◆ **YOUR TASK**: No image is to be carried over; reproduce the rest of the listing word for word.

◆ **INPUT FOR THIS TASK**:

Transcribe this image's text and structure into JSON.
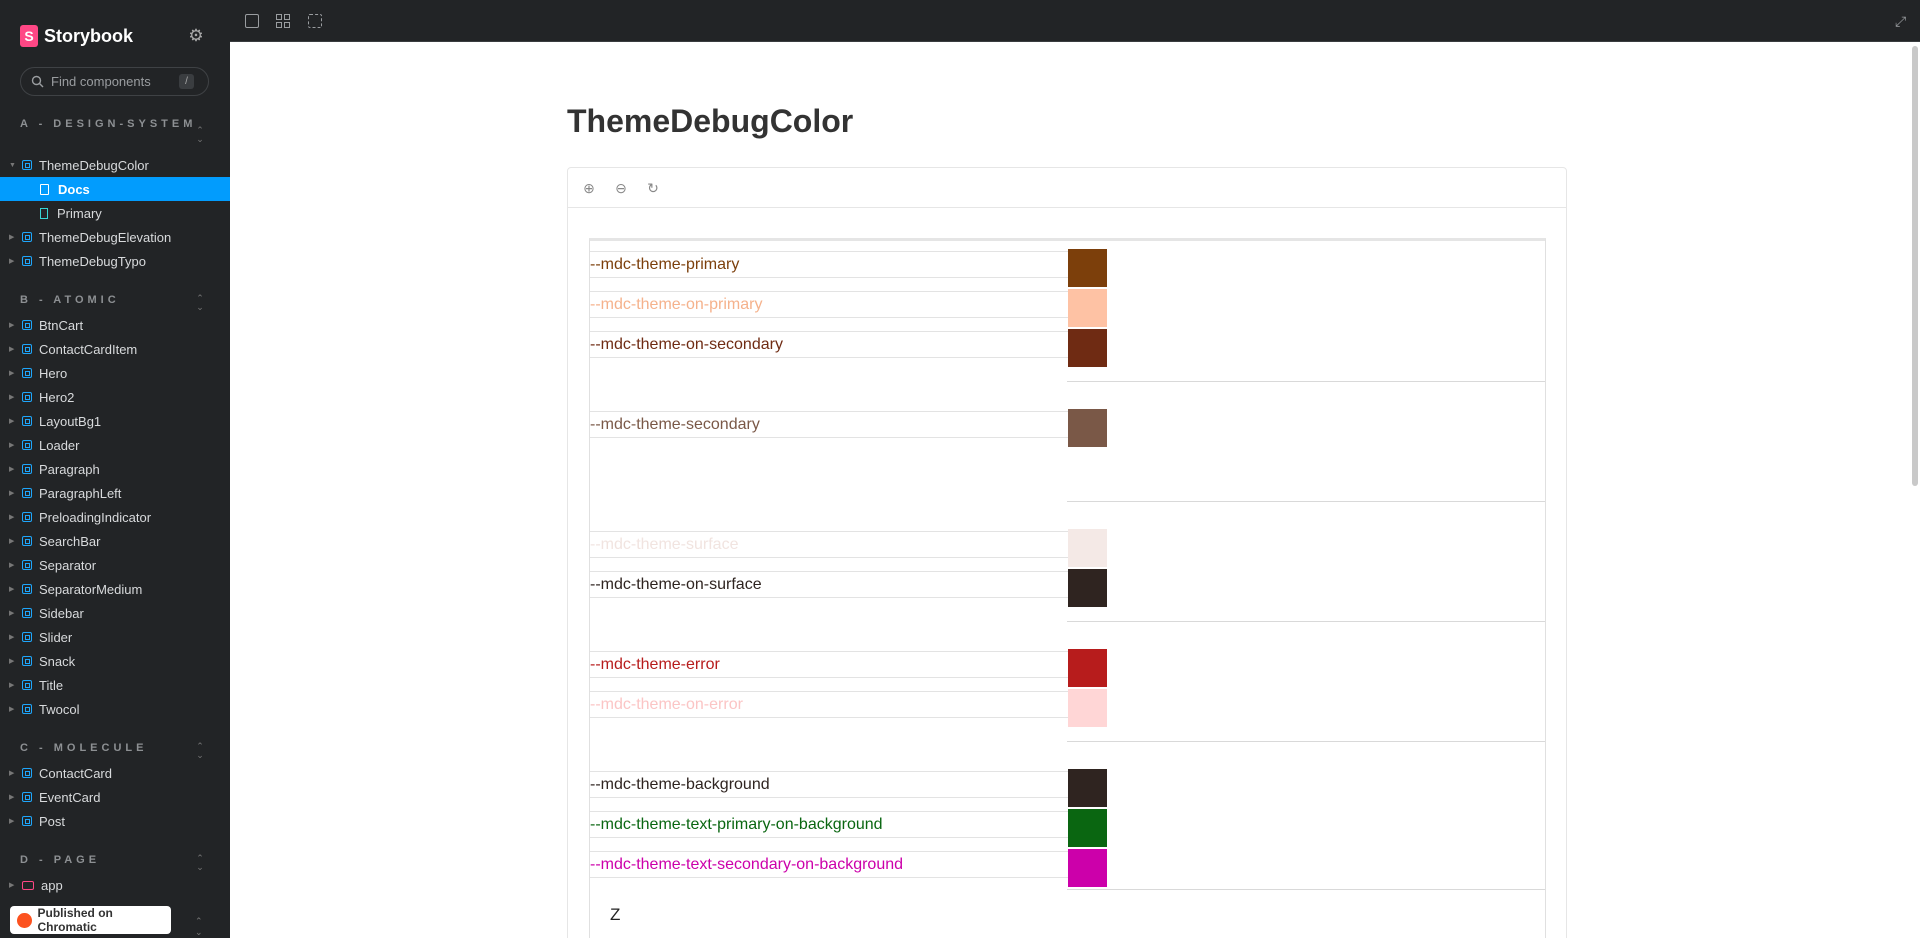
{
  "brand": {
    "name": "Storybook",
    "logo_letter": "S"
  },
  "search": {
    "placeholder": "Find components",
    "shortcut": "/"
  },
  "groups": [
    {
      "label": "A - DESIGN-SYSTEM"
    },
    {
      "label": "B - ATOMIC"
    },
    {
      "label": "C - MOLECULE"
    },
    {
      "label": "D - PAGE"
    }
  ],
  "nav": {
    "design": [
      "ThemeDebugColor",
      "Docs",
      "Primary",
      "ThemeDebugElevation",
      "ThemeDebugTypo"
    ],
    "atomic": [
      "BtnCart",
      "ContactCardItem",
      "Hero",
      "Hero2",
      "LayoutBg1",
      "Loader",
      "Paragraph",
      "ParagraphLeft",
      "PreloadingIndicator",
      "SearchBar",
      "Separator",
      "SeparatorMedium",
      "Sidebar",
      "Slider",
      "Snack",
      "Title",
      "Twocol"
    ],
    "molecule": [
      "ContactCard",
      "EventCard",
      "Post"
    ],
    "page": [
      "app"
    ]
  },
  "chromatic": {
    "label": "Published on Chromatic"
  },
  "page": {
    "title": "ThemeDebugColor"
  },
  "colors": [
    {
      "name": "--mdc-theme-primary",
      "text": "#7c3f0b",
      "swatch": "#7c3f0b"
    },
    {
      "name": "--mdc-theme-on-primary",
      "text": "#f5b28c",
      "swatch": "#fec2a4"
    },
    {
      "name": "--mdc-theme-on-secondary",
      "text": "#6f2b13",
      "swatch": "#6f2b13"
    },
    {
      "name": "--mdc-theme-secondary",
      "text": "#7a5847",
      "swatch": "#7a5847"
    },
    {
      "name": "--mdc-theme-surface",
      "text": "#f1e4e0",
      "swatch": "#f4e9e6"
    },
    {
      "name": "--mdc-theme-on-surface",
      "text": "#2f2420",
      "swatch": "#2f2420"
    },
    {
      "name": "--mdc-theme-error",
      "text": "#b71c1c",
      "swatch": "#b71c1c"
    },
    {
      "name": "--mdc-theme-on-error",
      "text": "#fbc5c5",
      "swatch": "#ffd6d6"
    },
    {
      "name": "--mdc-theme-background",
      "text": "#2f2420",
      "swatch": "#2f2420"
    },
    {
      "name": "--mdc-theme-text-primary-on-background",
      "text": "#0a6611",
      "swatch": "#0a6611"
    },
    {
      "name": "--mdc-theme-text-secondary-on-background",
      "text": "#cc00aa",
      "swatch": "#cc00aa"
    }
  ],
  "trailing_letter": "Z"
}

◆ **EXPECTED ANSWER**:
Transcribe this image's text and structure into JSON.
{
  "brand": {
    "name": "Storybook",
    "logo_letter": "S"
  },
  "search": {
    "placeholder": "Find components",
    "shortcut": "/"
  },
  "groups": [
    {
      "label": "A - DESIGN-SYSTEM"
    },
    {
      "label": "B - ATOMIC"
    },
    {
      "label": "C - MOLECULE"
    },
    {
      "label": "D - PAGE"
    }
  ],
  "nav": {
    "design": [
      "ThemeDebugColor",
      "Docs",
      "Primary",
      "ThemeDebugElevation",
      "ThemeDebugTypo"
    ],
    "atomic": [
      "BtnCart",
      "ContactCardItem",
      "Hero",
      "Hero2",
      "LayoutBg1",
      "Loader",
      "Paragraph",
      "ParagraphLeft",
      "PreloadingIndicator",
      "SearchBar",
      "Separator",
      "SeparatorMedium",
      "Sidebar",
      "Slider",
      "Snack",
      "Title",
      "Twocol"
    ],
    "molecule": [
      "ContactCard",
      "EventCard",
      "Post"
    ],
    "page": [
      "app"
    ]
  },
  "chromatic": {
    "label": "Published on Chromatic"
  },
  "page": {
    "title": "ThemeDebugColor"
  },
  "colors": [
    {
      "name": "--mdc-theme-primary",
      "text": "#7c3f0b",
      "swatch": "#7c3f0b"
    },
    {
      "name": "--mdc-theme-on-primary",
      "text": "#f5b28c",
      "swatch": "#fec2a4"
    },
    {
      "name": "--mdc-theme-on-secondary",
      "text": "#6f2b13",
      "swatch": "#6f2b13"
    },
    {
      "name": "--mdc-theme-secondary",
      "text": "#7a5847",
      "swatch": "#7a5847"
    },
    {
      "name": "--mdc-theme-surface",
      "text": "#f1e4e0",
      "swatch": "#f4e9e6"
    },
    {
      "name": "--mdc-theme-on-surface",
      "text": "#2f2420",
      "swatch": "#2f2420"
    },
    {
      "name": "--mdc-theme-error",
      "text": "#b71c1c",
      "swatch": "#b71c1c"
    },
    {
      "name": "--mdc-theme-on-error",
      "text": "#fbc5c5",
      "swatch": "#ffd6d6"
    },
    {
      "name": "--mdc-theme-background",
      "text": "#2f2420",
      "swatch": "#2f2420"
    },
    {
      "name": "--mdc-theme-text-primary-on-background",
      "text": "#0a6611",
      "swatch": "#0a6611"
    },
    {
      "name": "--mdc-theme-text-secondary-on-background",
      "text": "#cc00aa",
      "swatch": "#cc00aa"
    }
  ],
  "trailing_letter": "Z"
}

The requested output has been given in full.